The thesis of Scorsese’s two-part film is that Bob Dylan is an American music figure on a par with Elvis Presley, perhaps exceeding him. The filmmaker’s case is buttressed by the appearance of a number of luminaries, whether as footage of music icons to establish a context (like Hank Williams, Johnnie Ray, Webb Pierce, Muddy Waters, Gene Vincent and others who appear in the film’s first hour) or as Dylan’s folk-singing contemporaries from Greenwich Village (names like Dave Van Ronk, Maria Muldaur, Liam Clancy, Pete Seeger and Joan Baez).
For the viewer, No Direction Home achieves a similar effect to what I got from ripping Dylan’s early albums to an MP3 player and riding a bicycle around town: It provides a concise map of Dylan’s evolution as an artist, beginning as an autodidact who soaked up scores of disparate musical influences like a sponge (pedantic note to aspiring young performers: This is what often makes a great artist great), who then found his own voice as a musician before he enlarged the circle beyond the parameters of music by bringing in the worlds of poetry, literature, drama and the visual arts. Along the way, confronted by repeated demands that he compromise his art for political benefit or folk-music authenticity, he retreated into inscrutability and let his art speak for itself.
At this stage in my life, I never figured I’d be a middle-aged hippie, riding around on a bicycle anticipating the coming age of peak oil, listening to 40-year-old music from what I’ve decided is America’s greatest singer-songwriter and hoping to find new inspiration.
Did it work?

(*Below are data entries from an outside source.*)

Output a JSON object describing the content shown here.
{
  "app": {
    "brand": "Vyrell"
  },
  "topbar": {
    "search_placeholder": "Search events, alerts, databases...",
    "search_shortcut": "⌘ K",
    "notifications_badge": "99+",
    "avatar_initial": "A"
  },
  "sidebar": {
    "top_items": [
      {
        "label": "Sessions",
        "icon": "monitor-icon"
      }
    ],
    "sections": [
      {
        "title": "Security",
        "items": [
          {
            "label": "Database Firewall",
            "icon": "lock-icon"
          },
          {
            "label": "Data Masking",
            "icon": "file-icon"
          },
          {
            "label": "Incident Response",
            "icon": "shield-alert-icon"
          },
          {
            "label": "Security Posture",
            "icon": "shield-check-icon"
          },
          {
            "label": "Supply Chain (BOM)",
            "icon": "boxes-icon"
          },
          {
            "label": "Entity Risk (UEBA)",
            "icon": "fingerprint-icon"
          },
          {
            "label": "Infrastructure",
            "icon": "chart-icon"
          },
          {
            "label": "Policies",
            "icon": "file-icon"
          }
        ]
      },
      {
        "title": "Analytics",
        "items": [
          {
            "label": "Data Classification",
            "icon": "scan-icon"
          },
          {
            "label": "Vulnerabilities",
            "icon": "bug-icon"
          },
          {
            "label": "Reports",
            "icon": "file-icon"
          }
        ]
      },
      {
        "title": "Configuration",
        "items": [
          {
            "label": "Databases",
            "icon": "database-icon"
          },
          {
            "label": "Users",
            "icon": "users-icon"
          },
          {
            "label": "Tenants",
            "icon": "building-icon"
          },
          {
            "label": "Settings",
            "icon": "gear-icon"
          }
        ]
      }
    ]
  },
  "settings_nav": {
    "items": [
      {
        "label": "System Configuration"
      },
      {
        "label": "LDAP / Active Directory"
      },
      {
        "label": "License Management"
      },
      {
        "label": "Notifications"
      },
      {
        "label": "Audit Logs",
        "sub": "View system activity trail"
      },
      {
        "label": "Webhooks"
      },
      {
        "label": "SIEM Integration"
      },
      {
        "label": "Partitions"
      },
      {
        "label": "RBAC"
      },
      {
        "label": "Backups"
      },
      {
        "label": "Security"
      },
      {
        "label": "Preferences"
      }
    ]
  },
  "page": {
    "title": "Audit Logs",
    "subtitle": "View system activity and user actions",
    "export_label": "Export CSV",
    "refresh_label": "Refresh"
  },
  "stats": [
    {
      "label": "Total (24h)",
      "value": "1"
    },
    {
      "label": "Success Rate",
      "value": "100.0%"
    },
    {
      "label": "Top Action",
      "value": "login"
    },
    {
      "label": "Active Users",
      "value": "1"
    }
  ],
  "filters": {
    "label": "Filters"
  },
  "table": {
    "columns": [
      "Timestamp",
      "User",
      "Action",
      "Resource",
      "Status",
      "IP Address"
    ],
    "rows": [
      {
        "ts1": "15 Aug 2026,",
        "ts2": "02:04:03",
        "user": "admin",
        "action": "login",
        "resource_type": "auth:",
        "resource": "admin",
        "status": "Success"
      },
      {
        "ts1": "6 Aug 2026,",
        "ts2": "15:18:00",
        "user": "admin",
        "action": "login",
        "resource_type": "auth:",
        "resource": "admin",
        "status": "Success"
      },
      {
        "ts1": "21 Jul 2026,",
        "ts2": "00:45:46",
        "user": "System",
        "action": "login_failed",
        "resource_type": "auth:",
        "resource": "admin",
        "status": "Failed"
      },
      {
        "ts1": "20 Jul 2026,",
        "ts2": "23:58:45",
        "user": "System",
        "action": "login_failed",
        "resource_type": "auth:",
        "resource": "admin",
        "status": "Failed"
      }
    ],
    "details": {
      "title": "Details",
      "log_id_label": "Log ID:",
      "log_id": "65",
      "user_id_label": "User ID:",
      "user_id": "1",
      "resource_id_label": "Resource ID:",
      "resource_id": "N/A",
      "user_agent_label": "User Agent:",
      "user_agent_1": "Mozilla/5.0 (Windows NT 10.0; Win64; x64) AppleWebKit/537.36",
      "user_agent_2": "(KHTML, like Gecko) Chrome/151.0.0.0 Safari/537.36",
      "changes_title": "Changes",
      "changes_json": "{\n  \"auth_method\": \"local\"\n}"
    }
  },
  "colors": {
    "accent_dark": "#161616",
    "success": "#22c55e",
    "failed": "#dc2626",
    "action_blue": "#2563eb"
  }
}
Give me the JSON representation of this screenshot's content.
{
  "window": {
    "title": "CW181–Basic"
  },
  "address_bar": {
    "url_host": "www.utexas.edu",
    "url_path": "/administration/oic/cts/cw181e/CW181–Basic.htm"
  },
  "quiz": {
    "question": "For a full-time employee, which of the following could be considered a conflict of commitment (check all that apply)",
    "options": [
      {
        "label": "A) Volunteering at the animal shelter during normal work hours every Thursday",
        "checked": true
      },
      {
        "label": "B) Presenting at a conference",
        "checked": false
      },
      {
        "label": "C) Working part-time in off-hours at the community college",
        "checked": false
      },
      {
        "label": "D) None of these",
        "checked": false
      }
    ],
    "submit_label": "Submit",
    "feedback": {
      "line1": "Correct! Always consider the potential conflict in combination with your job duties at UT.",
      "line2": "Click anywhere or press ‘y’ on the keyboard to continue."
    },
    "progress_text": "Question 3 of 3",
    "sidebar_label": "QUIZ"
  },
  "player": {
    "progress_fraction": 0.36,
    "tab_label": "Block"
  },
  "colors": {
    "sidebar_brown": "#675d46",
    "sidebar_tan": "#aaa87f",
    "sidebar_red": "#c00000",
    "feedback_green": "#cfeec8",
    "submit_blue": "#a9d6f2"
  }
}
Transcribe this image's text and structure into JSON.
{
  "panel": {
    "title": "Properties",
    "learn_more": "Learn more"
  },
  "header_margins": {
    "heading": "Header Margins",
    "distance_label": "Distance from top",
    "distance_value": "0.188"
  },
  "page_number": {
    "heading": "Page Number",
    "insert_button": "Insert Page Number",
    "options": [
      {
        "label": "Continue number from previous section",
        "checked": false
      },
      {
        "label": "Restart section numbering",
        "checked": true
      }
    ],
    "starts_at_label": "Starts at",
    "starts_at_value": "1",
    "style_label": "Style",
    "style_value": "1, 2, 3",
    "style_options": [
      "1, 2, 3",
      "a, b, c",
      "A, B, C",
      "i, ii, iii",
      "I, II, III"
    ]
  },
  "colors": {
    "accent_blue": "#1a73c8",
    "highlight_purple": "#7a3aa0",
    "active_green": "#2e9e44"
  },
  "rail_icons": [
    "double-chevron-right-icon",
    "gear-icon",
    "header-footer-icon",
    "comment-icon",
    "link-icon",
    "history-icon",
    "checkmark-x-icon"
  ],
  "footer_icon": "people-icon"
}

I think so. At least I play a lot more guitar when I get home.
At this stage in Dylan’s life, he seems to be like a Harry Houdini figure who, in the autumn of his years, is letting everyone in on his portfolio of magic tricks. In Scorsese’s film, in his own book Chronicles, Volume One, and in interviews like the one from last year with Robert Hilburn (reprinted in the September issue of Mojo magazine), Dylan gives a pretty good how-to seminar on tapping into and realizing one’s artistic and magical potential.
Perhaps a few young voices will take him up on it. In this chapter of American life, we need all the prophets and magicians we can get.